### WORK ITEM
Please restate the records below verbatim, omitting every image they hold.

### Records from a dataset
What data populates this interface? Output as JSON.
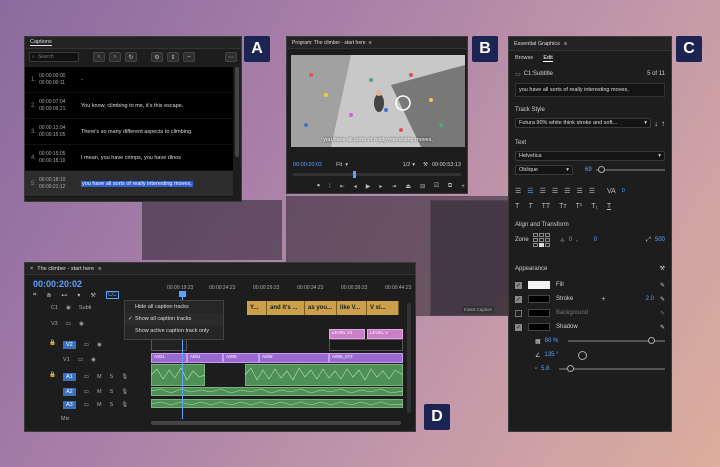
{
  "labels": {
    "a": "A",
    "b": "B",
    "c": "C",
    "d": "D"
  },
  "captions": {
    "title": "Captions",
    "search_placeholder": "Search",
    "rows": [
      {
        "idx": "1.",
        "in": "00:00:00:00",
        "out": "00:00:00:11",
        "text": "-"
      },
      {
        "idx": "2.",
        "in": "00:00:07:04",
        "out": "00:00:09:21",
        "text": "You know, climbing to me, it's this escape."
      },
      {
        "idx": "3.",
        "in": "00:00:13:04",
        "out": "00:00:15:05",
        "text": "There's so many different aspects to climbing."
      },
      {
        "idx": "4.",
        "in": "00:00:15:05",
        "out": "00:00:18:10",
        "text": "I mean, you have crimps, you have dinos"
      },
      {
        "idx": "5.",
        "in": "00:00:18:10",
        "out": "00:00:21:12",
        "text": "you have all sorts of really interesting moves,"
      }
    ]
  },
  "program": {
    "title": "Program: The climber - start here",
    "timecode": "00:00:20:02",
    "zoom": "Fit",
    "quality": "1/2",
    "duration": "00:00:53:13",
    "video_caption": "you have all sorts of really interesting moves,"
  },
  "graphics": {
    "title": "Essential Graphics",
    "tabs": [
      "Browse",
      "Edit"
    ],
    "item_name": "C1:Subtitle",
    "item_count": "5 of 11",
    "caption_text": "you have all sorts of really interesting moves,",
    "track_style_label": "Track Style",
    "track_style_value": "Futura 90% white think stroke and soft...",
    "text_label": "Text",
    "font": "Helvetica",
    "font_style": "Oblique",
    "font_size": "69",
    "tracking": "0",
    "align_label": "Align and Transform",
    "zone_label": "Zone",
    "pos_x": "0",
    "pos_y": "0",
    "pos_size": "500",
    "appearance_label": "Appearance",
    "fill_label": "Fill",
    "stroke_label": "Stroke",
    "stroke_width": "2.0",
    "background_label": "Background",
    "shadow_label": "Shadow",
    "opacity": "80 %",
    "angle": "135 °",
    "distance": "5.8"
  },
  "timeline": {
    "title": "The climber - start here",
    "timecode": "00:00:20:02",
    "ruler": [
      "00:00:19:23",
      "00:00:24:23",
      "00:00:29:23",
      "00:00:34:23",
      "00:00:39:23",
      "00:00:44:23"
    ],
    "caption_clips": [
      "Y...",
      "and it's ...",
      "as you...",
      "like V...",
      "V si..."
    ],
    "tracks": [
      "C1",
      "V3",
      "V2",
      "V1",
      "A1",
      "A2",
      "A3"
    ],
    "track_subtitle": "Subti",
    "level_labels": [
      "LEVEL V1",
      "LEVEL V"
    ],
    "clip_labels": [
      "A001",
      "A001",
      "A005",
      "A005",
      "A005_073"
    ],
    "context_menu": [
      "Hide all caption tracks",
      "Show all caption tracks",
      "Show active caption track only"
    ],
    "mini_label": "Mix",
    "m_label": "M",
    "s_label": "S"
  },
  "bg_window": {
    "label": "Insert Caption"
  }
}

### RESPONSE TO THIS TASK
What data populates this interface? Output as JSON.
{
  "labels": {
    "a": "A",
    "b": "B",
    "c": "C",
    "d": "D"
  },
  "captions": {
    "title": "Captions",
    "search_placeholder": "Search",
    "rows": [
      {
        "idx": "1.",
        "in": "00:00:00:00",
        "out": "00:00:00:11",
        "text": "-"
      },
      {
        "idx": "2.",
        "in": "00:00:07:04",
        "out": "00:00:09:21",
        "text": "You know, climbing to me, it's this escape."
      },
      {
        "idx": "3.",
        "in": "00:00:13:04",
        "out": "00:00:15:05",
        "text": "There's so many different aspects to climbing."
      },
      {
        "idx": "4.",
        "in": "00:00:15:05",
        "out": "00:00:18:10",
        "text": "I mean, you have crimps, you have dinos"
      },
      {
        "idx": "5.",
        "in": "00:00:18:10",
        "out": "00:00:21:12",
        "text": "you have all sorts of really interesting moves,"
      }
    ]
  },
  "program": {
    "title": "Program: The climber - start here",
    "timecode": "00:00:20:02",
    "zoom": "Fit",
    "quality": "1/2",
    "duration": "00:00:53:13",
    "video_caption": "you have all sorts of really interesting moves,"
  },
  "graphics": {
    "title": "Essential Graphics",
    "tabs": [
      "Browse",
      "Edit"
    ],
    "item_name": "C1:Subtitle",
    "item_count": "5 of 11",
    "caption_text": "you have all sorts of really interesting moves,",
    "track_style_label": "Track Style",
    "track_style_value": "Futura 90% white think stroke and soft...",
    "text_label": "Text",
    "font": "Helvetica",
    "font_style": "Oblique",
    "font_size": "69",
    "tracking": "0",
    "align_label": "Align and Transform",
    "zone_label": "Zone",
    "pos_x": "0",
    "pos_y": "0",
    "pos_size": "500",
    "appearance_label": "Appearance",
    "fill_label": "Fill",
    "stroke_label": "Stroke",
    "stroke_width": "2.0",
    "background_label": "Background",
    "shadow_label": "Shadow",
    "opacity": "80 %",
    "angle": "135 °",
    "distance": "5.8"
  },
  "timeline": {
    "title": "The climber - start here",
    "timecode": "00:00:20:02",
    "ruler": [
      "00:00:19:23",
      "00:00:24:23",
      "00:00:29:23",
      "00:00:34:23",
      "00:00:39:23",
      "00:00:44:23"
    ],
    "caption_clips": [
      "Y...",
      "and it's ...",
      "as you...",
      "like V...",
      "V si..."
    ],
    "tracks": [
      "C1",
      "V3",
      "V2",
      "V1",
      "A1",
      "A2",
      "A3"
    ],
    "track_subtitle": "Subti",
    "level_labels": [
      "LEVEL V1",
      "LEVEL V"
    ],
    "clip_labels": [
      "A001",
      "A001",
      "A005",
      "A005",
      "A005_073"
    ],
    "context_menu": [
      "Hide all caption tracks",
      "Show all caption tracks",
      "Show active caption track only"
    ],
    "mini_label": "Mix",
    "m_label": "M",
    "s_label": "S"
  },
  "bg_window": {
    "label": "Insert Caption"
  }
}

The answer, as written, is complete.